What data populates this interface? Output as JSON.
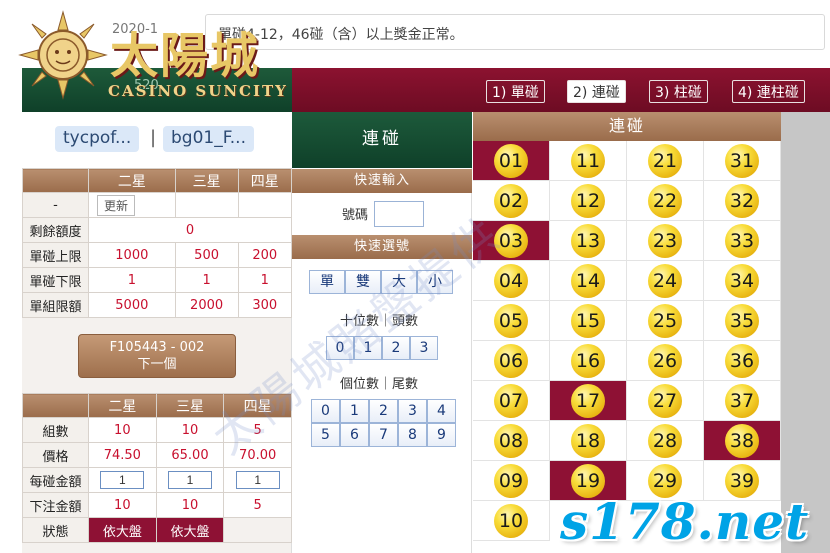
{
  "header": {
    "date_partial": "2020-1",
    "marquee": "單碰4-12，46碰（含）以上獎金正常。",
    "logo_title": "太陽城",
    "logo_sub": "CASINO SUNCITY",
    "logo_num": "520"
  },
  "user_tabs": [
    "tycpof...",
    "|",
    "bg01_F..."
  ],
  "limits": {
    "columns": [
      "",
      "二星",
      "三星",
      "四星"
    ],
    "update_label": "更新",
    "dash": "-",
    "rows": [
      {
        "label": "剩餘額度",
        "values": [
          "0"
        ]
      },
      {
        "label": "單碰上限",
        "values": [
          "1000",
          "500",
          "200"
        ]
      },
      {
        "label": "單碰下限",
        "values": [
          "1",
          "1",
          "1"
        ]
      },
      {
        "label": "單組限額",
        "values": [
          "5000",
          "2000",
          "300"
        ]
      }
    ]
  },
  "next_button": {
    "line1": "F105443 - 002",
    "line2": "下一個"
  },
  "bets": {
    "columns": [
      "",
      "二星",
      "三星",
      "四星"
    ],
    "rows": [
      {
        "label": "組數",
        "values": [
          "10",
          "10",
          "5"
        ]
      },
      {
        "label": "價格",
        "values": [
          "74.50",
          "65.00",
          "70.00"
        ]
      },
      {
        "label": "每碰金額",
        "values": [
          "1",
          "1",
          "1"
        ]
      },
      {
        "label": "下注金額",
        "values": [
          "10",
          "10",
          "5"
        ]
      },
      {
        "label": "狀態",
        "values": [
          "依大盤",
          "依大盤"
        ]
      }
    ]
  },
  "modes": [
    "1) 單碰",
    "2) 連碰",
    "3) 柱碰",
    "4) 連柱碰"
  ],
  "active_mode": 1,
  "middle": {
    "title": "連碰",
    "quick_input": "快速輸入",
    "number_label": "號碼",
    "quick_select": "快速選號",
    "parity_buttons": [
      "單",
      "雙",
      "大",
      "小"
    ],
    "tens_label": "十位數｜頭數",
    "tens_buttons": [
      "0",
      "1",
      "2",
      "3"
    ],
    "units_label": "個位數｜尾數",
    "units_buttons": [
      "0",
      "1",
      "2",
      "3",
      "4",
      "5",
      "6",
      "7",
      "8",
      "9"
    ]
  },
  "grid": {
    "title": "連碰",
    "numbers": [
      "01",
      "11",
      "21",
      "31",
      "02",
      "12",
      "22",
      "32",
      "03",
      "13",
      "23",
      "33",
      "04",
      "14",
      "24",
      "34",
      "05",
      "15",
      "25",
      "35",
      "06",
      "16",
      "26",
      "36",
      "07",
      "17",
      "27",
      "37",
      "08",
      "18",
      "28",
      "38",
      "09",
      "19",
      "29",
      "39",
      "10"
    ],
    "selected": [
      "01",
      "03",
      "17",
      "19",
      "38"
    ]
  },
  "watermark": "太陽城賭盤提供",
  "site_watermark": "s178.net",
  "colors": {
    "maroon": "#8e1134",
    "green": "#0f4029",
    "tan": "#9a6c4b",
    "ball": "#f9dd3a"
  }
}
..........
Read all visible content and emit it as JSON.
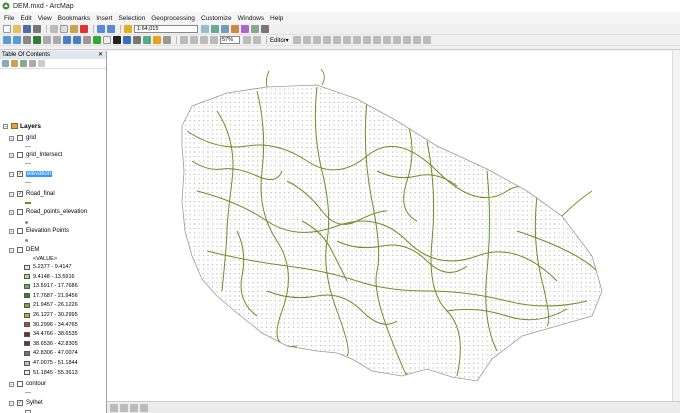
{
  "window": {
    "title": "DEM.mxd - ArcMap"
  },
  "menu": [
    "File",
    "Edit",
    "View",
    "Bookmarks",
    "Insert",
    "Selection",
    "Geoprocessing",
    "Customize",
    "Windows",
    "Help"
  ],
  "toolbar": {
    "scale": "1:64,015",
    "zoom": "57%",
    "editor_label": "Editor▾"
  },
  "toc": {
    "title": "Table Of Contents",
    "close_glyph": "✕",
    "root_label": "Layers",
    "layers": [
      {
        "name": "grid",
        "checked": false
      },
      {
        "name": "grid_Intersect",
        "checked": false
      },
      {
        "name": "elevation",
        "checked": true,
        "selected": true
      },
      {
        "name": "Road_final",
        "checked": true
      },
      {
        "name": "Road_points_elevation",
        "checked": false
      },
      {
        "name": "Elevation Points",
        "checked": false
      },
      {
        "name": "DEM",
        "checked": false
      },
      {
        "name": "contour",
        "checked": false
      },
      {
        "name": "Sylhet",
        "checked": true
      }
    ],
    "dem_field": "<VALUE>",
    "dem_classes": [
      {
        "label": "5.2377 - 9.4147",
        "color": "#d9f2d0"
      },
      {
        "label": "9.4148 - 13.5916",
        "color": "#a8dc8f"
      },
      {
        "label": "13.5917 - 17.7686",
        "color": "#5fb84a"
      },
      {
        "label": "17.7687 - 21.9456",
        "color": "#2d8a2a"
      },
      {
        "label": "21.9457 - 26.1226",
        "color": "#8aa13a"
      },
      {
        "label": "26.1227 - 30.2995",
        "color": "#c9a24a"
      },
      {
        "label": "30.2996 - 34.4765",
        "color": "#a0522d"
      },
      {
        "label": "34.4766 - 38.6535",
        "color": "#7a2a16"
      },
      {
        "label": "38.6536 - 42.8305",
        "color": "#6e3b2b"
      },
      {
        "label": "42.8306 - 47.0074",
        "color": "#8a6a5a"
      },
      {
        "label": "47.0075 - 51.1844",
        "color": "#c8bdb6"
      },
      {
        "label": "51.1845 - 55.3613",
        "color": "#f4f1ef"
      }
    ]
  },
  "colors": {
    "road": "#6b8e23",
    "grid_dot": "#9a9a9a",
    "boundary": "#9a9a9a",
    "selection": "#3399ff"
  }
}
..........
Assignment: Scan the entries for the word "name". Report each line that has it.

Solution to the problem:
        "name": "grid",
        "name": "grid_Intersect",
        "name": "elevation",
        "name": "Road_final",
        "name": "Road_points_elevation",
        "name": "Elevation Points",
        "name": "DEM",
        "name": "contour",
        "name": "Sylhet",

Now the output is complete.